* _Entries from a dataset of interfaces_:
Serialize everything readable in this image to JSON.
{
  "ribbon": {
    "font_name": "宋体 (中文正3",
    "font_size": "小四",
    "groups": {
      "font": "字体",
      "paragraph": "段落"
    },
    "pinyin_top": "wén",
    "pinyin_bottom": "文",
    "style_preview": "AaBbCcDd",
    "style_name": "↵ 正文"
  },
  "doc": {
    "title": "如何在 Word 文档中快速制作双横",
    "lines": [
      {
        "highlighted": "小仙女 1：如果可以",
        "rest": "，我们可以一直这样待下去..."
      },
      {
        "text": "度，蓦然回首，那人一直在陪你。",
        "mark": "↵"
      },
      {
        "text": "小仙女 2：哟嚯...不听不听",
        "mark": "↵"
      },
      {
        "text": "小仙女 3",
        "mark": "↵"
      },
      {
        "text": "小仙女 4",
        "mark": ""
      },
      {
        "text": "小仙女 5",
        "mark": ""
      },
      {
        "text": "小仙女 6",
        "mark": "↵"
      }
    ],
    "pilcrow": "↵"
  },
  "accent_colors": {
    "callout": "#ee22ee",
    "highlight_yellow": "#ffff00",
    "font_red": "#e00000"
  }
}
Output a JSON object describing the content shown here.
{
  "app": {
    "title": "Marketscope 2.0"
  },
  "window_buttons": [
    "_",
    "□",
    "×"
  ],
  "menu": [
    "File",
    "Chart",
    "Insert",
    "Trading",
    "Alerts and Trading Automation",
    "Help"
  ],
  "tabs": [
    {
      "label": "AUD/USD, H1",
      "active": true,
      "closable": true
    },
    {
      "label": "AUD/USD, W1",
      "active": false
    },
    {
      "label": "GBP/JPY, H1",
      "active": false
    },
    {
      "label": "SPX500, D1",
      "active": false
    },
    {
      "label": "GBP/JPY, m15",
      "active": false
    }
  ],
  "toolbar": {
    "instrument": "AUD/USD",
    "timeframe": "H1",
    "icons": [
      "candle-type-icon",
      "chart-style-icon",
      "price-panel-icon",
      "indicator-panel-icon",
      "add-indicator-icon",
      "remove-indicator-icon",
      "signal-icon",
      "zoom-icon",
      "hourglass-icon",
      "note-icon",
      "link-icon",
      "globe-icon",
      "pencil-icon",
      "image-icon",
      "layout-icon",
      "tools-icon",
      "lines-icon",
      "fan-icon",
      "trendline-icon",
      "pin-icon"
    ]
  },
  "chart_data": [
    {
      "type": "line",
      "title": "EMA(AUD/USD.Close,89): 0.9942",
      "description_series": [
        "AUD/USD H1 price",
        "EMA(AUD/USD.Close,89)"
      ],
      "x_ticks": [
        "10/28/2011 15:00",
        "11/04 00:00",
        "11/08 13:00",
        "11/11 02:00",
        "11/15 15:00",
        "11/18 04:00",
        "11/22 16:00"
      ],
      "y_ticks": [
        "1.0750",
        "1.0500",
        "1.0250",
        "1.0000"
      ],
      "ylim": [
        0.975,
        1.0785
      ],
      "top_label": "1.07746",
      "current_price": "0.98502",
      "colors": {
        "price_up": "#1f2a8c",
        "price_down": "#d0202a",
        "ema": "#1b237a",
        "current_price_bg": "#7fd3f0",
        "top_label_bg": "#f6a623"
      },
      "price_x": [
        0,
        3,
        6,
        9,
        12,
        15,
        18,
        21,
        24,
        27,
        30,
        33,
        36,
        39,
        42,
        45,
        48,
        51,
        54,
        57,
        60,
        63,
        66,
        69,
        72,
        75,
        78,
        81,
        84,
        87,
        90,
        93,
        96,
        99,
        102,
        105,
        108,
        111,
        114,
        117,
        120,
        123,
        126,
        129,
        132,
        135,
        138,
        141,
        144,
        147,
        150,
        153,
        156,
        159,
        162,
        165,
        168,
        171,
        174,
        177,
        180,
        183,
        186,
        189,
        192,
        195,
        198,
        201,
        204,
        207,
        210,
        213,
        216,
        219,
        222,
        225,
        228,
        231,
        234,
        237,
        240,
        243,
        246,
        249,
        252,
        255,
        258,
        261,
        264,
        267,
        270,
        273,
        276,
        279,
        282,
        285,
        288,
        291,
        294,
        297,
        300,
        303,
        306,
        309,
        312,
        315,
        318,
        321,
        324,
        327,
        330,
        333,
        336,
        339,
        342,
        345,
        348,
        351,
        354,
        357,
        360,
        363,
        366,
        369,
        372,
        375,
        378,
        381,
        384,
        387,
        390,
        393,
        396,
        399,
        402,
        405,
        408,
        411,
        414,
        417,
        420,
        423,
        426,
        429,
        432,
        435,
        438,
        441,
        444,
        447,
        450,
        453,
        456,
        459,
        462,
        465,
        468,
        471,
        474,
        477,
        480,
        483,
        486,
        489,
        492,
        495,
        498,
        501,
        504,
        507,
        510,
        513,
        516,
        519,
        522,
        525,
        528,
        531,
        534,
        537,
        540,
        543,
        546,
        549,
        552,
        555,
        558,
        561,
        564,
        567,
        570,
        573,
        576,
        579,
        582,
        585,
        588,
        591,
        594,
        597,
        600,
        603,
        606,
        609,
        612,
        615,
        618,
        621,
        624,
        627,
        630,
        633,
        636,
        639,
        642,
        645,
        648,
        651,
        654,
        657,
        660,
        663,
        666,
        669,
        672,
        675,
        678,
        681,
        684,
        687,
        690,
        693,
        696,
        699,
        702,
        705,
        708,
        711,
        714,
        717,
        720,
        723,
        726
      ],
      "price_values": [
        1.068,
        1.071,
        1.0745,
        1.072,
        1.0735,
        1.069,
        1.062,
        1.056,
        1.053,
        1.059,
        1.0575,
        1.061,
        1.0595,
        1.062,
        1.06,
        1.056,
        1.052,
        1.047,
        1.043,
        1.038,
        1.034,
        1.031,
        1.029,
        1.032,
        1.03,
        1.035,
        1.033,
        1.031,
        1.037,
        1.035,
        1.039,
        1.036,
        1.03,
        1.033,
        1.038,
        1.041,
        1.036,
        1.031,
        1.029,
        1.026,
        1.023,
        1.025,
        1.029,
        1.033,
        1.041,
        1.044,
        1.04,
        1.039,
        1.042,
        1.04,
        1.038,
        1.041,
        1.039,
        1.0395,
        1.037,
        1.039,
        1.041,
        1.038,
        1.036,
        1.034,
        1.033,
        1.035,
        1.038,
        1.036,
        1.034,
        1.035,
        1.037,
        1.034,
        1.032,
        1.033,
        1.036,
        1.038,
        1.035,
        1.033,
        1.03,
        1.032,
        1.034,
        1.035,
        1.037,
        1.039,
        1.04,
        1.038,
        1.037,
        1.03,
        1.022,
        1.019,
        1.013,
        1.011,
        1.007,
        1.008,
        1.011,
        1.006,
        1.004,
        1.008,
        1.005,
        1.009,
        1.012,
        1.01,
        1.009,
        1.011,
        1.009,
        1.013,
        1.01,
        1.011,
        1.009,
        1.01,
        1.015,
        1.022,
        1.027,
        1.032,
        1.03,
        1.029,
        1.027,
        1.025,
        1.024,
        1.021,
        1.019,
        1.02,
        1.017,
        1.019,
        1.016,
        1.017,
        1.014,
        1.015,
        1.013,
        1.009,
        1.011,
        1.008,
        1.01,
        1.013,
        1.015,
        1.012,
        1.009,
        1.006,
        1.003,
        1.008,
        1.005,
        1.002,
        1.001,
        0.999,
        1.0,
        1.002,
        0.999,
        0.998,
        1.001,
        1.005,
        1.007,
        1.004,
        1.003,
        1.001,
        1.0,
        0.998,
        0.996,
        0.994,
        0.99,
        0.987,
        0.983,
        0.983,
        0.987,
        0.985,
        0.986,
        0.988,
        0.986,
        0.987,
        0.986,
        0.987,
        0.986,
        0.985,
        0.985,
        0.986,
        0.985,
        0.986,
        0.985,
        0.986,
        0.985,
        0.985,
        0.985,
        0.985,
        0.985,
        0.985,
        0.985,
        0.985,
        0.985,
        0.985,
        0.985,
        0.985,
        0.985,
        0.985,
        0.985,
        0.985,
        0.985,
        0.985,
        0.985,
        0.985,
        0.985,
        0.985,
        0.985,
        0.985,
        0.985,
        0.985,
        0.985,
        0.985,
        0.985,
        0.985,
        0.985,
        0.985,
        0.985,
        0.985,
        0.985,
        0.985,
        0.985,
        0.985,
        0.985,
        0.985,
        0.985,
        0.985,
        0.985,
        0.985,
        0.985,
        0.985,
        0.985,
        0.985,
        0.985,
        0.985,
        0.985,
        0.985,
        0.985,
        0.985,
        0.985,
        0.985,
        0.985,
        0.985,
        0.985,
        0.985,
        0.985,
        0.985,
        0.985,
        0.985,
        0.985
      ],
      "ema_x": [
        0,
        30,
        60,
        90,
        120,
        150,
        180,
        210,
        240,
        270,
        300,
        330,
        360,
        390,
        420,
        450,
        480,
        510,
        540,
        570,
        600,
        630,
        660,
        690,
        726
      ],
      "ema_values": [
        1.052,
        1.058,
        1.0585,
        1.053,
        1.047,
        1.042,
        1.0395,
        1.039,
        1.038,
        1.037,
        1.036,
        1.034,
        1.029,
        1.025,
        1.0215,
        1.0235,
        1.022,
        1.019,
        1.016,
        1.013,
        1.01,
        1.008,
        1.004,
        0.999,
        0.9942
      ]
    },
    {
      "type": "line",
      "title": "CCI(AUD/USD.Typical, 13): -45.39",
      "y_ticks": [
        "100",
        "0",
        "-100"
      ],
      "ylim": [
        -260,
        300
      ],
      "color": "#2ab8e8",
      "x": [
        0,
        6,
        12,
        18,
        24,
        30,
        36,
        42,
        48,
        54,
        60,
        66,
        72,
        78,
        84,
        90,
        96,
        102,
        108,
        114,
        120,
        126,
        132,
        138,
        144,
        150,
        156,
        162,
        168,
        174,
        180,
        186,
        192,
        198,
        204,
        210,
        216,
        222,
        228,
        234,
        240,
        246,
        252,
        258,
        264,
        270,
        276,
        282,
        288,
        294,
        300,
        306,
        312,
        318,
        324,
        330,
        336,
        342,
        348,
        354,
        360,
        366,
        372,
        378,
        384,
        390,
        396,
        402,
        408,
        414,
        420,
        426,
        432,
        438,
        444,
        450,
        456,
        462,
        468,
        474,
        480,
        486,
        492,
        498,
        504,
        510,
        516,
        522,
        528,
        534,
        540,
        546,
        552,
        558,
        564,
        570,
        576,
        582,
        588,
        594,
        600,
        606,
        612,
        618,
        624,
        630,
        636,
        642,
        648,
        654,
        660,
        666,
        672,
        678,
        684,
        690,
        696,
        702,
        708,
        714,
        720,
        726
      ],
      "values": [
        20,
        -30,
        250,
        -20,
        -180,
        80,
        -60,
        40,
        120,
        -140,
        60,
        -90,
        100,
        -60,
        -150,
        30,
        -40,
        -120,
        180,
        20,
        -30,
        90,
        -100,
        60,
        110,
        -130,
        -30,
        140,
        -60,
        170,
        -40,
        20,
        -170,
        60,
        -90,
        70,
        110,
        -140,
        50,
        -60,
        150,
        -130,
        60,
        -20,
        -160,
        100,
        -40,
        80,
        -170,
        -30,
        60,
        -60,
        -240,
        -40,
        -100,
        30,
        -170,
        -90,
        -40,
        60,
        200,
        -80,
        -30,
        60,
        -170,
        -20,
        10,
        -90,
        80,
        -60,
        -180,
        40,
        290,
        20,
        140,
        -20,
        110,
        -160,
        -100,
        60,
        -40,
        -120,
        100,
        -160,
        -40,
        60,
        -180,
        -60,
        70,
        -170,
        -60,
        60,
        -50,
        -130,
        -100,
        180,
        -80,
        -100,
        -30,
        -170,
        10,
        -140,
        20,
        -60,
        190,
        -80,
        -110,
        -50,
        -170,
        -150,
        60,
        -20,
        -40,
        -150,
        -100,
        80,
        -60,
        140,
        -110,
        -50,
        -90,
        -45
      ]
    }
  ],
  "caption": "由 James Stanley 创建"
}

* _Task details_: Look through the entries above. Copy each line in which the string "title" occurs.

* _Response area_:
    "title": "如何在 Word 文档中快速制作双横",
    "title": "Marketscope 2.0"
      "title": "EMA(AUD/USD.Close,89): 0.9942",
      "title": "CCI(AUD/USD.Typical, 13): -45.39",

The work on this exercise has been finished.